Sixth annual McAllen Tamale Fest benefits McAllen Boys and Girls Club


The sixth annual McAllen Tamale Fest is a dream for lovers of tamales.

One such lover will be the winner of the tamale eating contest. However, be prepared to eat about 50 of the Mexican delicacy in five minutes to claim the top prize.

The festival, set for Saturday in Archer Park, helps fund the McAllen Boys and Girls Club athletic and after-school programs. In addition to the tamale eating contest, festival-goers can enjoy family-friendly activities such as live music, a kids play area and much more.

“This is a community event. It’s a free event and it’s open to the public.
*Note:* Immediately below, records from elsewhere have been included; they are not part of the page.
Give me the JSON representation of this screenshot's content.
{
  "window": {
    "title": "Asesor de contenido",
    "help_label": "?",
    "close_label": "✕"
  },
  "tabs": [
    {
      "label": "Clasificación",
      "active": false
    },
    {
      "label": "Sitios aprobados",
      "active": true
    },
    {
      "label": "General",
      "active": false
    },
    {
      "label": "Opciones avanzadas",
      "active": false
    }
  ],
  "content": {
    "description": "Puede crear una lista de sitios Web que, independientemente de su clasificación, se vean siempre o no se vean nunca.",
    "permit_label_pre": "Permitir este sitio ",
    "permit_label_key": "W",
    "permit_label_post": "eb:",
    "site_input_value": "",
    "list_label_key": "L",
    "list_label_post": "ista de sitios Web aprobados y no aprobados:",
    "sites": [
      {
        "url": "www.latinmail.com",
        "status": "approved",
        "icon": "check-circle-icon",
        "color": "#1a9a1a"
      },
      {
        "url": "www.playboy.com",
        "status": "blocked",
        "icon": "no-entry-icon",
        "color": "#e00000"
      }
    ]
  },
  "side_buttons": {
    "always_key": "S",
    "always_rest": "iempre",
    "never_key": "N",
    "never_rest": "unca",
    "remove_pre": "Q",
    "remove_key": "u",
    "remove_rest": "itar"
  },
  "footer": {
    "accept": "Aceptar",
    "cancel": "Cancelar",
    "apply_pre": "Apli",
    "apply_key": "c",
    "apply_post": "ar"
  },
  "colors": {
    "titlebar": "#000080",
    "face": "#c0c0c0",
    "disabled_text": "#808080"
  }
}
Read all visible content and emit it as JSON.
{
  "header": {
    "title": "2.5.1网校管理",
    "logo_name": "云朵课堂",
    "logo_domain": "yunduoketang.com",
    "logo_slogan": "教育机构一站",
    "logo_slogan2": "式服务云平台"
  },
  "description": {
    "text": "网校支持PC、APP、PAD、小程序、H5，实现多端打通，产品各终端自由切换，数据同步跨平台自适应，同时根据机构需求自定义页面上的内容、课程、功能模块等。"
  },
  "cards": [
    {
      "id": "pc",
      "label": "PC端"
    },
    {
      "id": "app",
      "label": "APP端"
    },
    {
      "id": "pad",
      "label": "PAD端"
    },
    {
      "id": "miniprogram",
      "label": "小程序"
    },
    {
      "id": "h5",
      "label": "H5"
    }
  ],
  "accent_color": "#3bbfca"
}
We have entertainment and we have lots of artisans,” said McAllen Boys and Girls Club spokesperson Yirla Gonzalez. “People of all ages visit the festival.”

According to Gonzalez, the organization provides services to about 12,000 local children. “This is our major fundraiser. All the proceeds go back to our programs,” said Gonzalez.
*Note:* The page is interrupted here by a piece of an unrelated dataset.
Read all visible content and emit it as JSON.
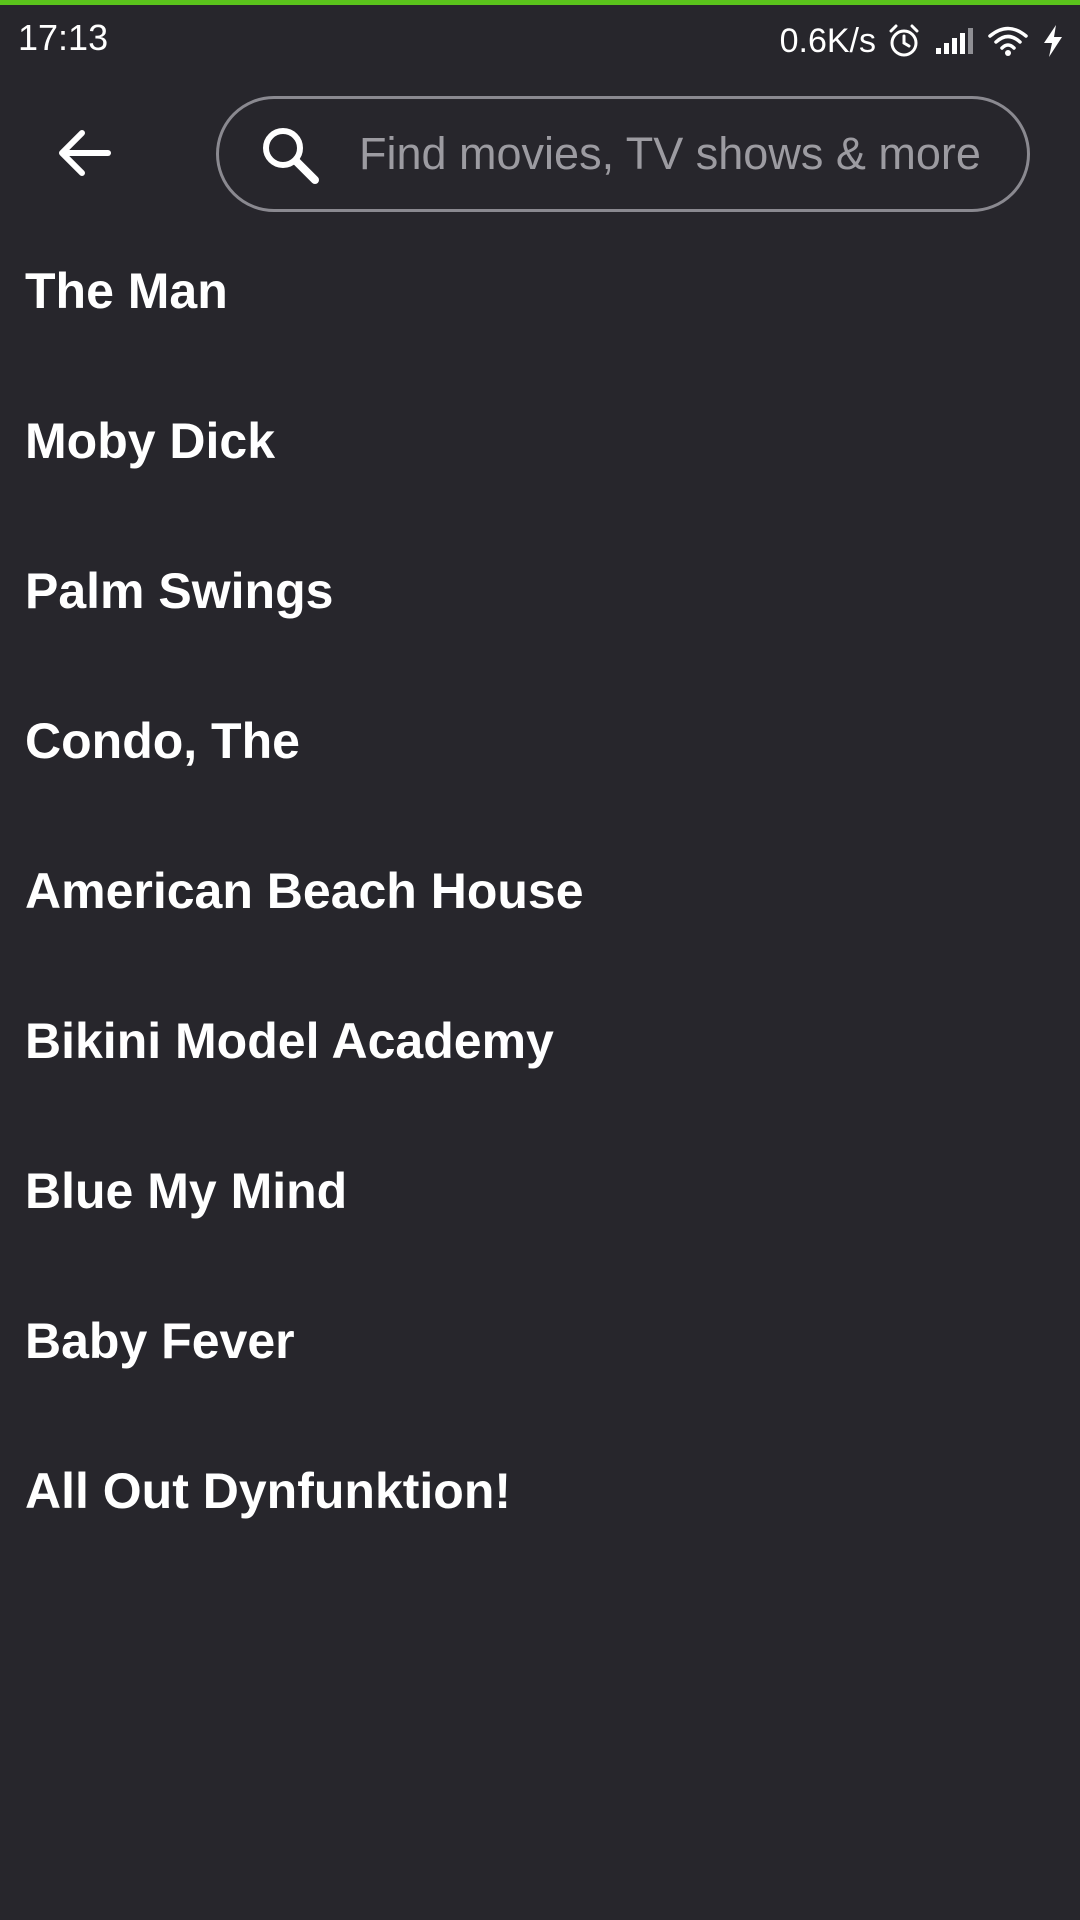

The McAllen Boys and Girls Club provides after school meals and activities to local needy children.

“It’s a fun and safe environment,” added Gonzalez.

Archaeologists say tamales may date from the year 100 AD. The ancient Mayan Indians considered tamales food of the gods.

Tamales are usually eaten during holidays such as Christmas, Thanksgiving Day, the Day of the Dead, Las Posadas and Mexican Independence Day.

But never commit the culinary gaff the late president Gerald Ford committed when he attempted to eat a tamale — corn husk and all — at a political event in 1976.

If you feel your tamales are the tastiest in the land, you can enter the Tamale Festival’s tamale making contest. The winner receives bragging rights for the best tamale recipe.

“You can bring half a dozen tamales and we have judges that will do the taste testing” said Gonzalez. “It’s a pretty big deal. These aren’t professional cooks, but it can get pretty competitive.”

The contest is divided into three categories: pork, chicken and vegetarian tamales. The top prize is a $150 gift card.

Headlining the festival will be popular Tejano artist Veronique Medrano from Brownsville.

Folklórico dancers will also perform with local young musicians.

This year, the festival will take on an international flair.

“Kids sports teams from Mexico will also be attending the festival,” Gonzalez said.

Rounding out the competition is a baby concha event. Prizes will be awarded for the cutest baby dressed as the popular Mexican pastry. “And the only requirement is that the baby be up to 2 years old and be dressed in a homemade costume,” Gonzalez said.


The sixth annual event will feature a tamale-eating contest, a tamale-spreading contest, Loteria, children’s games, food, drinks and family fun. Entertainment will feature Brownsville native Tejano singer Veronique Medrano, right.

WHEN 3 to 9 p.m. Saturday

WHERE Archer Park, 101 N. Broadway Ave., McAllen